● **Exercise instructions**
The word "World" occurs in some lines of the data. Return each such line.

● **Records supplied**
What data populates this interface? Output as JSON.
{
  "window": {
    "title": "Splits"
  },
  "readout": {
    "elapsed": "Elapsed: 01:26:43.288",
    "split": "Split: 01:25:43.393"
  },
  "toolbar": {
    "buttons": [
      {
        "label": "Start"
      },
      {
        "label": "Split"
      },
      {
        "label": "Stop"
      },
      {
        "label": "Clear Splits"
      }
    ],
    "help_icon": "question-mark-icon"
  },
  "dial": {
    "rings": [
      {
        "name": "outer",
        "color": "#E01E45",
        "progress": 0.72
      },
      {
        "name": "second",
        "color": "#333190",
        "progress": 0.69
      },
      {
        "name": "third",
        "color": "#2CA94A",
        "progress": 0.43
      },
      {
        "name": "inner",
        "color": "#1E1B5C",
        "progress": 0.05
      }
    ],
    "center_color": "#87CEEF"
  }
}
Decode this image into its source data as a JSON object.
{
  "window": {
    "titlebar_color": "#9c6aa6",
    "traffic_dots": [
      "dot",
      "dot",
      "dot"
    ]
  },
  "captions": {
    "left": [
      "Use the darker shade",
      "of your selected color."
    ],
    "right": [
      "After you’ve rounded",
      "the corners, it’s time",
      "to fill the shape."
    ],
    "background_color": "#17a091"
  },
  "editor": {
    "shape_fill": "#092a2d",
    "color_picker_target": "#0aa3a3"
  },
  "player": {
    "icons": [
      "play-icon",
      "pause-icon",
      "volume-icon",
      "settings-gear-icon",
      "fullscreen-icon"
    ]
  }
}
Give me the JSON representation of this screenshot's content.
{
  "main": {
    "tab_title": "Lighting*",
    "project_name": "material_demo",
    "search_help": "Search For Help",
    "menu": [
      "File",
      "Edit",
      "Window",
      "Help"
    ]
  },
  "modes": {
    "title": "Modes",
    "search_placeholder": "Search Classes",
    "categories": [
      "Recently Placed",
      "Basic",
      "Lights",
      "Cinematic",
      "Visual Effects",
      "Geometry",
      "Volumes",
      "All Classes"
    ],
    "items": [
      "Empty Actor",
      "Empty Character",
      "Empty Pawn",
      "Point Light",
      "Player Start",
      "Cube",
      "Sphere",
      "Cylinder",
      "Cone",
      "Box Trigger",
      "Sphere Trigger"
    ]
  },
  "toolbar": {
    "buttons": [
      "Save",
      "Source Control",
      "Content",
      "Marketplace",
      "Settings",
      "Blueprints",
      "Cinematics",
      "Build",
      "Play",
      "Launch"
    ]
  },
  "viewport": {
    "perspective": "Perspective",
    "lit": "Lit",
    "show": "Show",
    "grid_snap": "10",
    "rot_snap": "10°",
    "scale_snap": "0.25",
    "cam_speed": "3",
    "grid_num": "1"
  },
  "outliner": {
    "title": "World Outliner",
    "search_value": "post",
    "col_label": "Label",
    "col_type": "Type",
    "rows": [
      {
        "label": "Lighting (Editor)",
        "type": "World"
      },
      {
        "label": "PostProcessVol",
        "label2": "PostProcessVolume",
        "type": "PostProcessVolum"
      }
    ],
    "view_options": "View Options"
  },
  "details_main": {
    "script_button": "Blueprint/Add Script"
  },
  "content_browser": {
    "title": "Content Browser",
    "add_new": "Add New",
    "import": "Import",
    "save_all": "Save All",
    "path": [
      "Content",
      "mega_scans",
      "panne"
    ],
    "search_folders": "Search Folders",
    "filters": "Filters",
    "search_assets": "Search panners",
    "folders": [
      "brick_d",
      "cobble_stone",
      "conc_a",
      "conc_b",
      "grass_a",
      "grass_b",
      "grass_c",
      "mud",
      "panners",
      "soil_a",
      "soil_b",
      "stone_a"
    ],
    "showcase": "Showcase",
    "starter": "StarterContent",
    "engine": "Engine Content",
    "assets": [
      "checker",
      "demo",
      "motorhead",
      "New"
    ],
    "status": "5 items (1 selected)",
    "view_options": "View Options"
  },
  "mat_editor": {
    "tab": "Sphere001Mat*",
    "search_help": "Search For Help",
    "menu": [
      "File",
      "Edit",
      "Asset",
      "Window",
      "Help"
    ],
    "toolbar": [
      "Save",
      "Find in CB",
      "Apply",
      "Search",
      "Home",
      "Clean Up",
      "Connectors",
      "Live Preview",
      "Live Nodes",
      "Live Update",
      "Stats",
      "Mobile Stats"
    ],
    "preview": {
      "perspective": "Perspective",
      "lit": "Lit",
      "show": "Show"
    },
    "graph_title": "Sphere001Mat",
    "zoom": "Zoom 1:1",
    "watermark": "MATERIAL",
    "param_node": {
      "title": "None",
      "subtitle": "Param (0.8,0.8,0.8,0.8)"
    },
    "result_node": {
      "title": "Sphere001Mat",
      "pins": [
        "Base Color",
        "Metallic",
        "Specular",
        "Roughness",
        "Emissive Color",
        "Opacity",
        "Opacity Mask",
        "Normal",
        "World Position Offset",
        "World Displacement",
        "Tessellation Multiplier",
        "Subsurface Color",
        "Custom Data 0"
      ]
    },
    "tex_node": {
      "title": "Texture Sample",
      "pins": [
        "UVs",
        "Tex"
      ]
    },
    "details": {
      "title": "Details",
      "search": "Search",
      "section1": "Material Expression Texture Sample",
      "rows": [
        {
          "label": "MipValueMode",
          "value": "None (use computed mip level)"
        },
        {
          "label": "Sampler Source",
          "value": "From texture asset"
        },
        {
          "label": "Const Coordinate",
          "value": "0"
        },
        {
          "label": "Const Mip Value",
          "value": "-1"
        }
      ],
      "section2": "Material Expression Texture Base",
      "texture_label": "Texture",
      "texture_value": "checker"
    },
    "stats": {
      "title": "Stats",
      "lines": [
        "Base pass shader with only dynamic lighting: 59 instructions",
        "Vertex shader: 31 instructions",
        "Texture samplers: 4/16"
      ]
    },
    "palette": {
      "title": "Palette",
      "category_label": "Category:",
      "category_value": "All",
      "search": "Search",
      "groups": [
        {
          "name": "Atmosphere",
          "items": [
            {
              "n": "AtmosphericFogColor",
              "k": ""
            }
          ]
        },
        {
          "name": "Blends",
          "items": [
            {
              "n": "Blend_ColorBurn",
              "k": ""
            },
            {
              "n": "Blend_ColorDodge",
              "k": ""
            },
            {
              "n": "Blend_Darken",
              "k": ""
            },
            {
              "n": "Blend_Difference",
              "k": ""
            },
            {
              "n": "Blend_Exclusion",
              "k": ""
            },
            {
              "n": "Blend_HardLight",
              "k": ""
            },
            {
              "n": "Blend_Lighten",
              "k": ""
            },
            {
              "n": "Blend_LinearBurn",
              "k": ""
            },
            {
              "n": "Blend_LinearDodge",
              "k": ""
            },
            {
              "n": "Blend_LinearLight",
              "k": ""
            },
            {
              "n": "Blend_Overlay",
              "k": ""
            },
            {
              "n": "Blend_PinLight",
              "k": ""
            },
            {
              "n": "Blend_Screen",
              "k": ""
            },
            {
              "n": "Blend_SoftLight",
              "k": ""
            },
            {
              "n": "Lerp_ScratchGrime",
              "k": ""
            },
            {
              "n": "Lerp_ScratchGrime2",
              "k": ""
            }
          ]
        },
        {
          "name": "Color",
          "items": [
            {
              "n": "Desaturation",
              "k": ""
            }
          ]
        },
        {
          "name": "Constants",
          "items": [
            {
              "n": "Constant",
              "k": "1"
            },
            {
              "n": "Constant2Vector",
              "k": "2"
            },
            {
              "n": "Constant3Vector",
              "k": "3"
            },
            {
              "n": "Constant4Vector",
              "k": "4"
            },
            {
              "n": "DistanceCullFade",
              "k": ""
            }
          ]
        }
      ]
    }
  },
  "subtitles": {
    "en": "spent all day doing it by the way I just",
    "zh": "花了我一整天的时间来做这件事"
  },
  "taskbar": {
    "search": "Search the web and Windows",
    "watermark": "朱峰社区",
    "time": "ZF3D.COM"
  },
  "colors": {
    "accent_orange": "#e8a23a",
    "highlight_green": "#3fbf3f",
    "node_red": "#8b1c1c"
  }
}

● **Written solution**
    "title": "World Outliner",
        "type": "World"
        "World Position Offset",
        "World Displacement",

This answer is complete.